This summer is special, though. Why? Because it marks the 100th anniversary of theof World War I. The First World War began in 1914 and ended in 1918. It was a terrible tragedy that Europe, a generation and led to the deaths of 16 million people.
Why should we care about a conflict that happened 100 years ago? What has a long-ago war got to do with us here in the 21st century?
The past is important because itthe present. If we want a better tomorrow, we have to understand how the events of yesterday today. Learning from wars of the past can help us work towards a peaceful future.
World War I was awar with multiple causes ― aggressive nationalism, conflicts, an expensive , and , military societies, bad leaders and a complex web of that pushed nations to disaster.
When warin August 1914, millions of young men were sent to the to fight, kill and die for their countries.
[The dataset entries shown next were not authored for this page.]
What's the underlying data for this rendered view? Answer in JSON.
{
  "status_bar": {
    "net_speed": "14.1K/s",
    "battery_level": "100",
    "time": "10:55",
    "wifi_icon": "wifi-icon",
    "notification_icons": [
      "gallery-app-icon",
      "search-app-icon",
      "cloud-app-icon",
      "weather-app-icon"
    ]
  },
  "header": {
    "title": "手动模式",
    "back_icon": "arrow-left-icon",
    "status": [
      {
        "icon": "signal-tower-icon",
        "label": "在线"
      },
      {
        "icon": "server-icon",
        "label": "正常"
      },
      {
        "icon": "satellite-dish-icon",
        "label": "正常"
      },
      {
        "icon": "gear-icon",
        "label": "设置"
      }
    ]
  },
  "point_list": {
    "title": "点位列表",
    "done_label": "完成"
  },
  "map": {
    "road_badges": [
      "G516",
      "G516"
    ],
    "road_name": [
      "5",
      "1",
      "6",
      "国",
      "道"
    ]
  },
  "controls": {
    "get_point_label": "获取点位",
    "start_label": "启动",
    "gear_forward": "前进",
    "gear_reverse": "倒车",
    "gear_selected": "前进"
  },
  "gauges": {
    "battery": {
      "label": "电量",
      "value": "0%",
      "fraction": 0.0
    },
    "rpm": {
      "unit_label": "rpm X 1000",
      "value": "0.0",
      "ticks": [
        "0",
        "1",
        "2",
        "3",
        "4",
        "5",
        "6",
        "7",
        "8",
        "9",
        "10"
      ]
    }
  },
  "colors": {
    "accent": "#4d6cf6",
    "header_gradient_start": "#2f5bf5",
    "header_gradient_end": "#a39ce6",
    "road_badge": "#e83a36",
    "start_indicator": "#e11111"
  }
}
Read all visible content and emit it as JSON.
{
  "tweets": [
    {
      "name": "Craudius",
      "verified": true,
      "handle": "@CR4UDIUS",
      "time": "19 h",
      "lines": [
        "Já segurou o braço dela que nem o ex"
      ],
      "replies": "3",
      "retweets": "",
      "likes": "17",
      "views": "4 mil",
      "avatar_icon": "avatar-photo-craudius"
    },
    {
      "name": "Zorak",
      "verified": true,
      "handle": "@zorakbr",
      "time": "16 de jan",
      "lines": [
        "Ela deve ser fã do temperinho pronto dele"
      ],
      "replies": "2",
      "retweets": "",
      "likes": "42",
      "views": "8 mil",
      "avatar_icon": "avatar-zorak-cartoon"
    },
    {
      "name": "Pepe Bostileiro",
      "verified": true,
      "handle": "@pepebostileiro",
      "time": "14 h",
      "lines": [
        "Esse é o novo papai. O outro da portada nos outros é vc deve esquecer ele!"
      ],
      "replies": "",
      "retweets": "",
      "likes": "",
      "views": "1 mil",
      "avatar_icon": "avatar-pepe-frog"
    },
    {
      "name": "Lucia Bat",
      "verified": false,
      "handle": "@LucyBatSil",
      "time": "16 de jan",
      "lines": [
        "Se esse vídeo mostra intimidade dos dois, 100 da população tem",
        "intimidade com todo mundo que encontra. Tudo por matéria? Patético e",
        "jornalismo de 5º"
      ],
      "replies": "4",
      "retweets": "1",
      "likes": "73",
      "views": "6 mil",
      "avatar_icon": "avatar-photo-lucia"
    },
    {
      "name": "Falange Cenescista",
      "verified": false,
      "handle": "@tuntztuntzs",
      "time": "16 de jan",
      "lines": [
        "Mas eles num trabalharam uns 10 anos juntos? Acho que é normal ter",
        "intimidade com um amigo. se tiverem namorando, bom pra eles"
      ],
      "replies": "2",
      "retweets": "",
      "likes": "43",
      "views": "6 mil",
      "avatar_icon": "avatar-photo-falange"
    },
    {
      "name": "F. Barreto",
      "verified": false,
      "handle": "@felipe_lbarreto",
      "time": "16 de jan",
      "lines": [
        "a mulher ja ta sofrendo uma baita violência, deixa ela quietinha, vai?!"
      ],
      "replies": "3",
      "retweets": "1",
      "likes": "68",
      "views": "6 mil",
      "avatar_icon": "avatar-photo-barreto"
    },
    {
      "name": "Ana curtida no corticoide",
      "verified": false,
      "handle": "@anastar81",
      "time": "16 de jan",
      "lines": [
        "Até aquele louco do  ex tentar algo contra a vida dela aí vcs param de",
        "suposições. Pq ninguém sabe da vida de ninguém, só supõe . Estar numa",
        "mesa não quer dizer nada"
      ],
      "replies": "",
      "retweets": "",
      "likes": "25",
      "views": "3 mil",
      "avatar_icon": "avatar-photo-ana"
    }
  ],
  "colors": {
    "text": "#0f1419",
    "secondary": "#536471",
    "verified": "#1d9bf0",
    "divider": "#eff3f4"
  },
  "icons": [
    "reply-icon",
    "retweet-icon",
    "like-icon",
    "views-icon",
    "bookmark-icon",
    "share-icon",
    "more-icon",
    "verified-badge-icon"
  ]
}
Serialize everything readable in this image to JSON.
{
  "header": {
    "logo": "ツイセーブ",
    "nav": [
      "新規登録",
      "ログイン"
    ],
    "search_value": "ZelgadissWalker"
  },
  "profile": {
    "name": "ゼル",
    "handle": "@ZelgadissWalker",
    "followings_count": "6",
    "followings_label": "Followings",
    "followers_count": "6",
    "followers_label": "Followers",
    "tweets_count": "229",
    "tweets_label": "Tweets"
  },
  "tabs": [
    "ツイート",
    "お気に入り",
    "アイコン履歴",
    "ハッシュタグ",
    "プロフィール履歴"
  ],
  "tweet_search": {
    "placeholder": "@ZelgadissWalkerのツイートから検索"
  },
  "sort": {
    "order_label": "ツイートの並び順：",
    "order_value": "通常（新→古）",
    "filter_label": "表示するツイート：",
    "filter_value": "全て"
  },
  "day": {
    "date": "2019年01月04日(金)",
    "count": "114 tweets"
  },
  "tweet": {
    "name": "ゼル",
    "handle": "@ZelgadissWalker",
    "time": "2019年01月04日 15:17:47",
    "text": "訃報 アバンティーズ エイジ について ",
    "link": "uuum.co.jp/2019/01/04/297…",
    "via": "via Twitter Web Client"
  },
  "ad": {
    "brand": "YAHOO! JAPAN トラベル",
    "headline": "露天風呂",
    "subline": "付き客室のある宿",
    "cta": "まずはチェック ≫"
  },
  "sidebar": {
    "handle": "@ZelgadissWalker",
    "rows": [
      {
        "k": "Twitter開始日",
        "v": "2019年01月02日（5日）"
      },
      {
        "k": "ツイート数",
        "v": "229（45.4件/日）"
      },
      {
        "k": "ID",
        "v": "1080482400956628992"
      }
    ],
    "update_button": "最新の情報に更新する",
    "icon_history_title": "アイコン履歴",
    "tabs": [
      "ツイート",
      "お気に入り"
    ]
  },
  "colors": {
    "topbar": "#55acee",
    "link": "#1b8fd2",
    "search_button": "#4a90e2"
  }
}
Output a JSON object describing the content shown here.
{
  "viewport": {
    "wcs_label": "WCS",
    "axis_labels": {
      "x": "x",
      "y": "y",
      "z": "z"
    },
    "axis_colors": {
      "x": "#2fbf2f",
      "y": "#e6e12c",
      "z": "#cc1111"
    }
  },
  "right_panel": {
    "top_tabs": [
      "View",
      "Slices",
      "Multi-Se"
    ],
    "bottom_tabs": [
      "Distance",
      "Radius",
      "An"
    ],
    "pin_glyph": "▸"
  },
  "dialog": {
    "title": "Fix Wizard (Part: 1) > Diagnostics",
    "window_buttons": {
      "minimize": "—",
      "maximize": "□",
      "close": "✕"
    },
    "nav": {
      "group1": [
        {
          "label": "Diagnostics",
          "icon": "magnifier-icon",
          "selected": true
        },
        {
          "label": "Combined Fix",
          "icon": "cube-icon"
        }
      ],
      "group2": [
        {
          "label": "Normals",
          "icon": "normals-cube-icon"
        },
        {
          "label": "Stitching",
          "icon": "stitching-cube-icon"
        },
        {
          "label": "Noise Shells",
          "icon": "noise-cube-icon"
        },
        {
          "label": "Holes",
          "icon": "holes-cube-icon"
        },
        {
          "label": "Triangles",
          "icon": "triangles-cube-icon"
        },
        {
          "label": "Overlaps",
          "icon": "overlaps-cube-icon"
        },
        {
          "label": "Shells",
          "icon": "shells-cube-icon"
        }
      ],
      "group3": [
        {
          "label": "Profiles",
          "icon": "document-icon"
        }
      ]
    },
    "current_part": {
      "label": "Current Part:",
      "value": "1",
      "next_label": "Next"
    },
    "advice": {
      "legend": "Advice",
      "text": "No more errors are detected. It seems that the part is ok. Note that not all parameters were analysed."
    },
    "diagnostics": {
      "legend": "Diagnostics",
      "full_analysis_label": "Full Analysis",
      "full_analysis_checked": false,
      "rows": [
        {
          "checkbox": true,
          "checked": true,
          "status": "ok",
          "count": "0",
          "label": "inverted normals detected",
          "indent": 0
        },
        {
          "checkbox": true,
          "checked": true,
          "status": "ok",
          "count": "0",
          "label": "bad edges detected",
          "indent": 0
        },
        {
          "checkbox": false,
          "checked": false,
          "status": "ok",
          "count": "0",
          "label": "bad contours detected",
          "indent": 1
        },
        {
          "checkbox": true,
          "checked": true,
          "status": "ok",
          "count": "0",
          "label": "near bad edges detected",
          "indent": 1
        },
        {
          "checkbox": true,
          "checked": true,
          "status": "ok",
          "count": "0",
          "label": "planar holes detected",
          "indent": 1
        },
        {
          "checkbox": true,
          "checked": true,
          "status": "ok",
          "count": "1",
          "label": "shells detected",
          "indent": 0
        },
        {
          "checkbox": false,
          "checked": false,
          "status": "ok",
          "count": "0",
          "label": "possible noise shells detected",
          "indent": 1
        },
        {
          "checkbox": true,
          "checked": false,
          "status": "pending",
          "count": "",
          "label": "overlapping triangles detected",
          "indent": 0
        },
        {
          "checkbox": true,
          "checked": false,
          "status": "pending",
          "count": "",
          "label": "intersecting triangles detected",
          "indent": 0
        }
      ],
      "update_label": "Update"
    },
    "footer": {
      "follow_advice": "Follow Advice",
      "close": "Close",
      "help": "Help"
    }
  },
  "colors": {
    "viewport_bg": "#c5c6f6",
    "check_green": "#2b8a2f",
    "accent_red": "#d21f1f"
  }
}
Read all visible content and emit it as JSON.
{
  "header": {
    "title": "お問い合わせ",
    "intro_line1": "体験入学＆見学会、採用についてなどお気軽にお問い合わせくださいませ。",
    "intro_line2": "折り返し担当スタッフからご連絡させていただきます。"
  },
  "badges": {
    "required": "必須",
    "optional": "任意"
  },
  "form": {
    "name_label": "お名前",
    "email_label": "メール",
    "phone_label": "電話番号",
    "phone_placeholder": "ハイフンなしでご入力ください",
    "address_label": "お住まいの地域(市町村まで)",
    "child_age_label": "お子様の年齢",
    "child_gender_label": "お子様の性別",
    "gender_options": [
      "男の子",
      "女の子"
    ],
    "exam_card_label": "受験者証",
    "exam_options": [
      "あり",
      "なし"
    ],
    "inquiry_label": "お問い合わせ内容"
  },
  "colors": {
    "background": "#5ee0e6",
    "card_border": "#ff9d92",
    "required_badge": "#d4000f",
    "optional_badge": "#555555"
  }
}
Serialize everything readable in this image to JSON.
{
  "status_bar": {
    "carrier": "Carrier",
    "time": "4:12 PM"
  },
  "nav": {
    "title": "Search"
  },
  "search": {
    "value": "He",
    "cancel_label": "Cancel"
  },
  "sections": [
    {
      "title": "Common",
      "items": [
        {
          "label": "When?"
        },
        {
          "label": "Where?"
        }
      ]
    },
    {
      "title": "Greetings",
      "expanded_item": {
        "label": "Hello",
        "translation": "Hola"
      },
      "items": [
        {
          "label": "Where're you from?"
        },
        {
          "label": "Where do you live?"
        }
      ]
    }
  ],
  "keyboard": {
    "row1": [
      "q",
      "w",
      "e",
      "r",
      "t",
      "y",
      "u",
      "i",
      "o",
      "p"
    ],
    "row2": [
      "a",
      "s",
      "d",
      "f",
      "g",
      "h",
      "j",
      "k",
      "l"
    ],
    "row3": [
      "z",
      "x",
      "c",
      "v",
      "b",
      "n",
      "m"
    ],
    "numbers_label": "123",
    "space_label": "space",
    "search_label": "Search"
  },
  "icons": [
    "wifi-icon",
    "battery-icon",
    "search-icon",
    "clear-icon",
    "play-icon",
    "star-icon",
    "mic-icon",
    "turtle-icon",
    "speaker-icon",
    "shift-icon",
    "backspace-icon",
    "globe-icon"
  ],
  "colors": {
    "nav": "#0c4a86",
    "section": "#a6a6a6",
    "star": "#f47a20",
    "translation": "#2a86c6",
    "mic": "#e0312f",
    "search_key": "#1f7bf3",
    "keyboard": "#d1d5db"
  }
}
One of them was my grandfather.
Harold Innis began life as a country boy on a small farm in Canada. He was a smart young man with anmind who liked politics, economics and history. Through hard work, struggle and sacrifice, he enter university and dreamed of becoming a college professor. All that changed with World War I.
My grandfather was sent off to France to fight against Germany. His life quickly became aof guns and bombs, fear and death, and . As a soldier , he saw friends killed, companions injured and survivors sent home with broken bodies and lives.
Finally, it was his turn. Hebadly when a German bomb exploded. Amazingly, his friends congratulated him. “Lucky guy! You’re injured but alive. You get to leave the war while we have to stay here and die. We you!”
My grandfather spent eight months in hospital. It took seven years for his wounds to. But his friends were right. He was lucky. He survived World War I when many others didn’t.
My grandfather hated war for the rest of his life ― itsviolence, the of innocent lives, the meaningless deaths of his friends, the of old men sending young men to die for “honor” and “glory.”
After the war, hehis dream and became a university professor. He later went on to become a famous in Canada. But he never forgot the horrors of war. And neither should we.
The Japan Times ST: August 22, 2014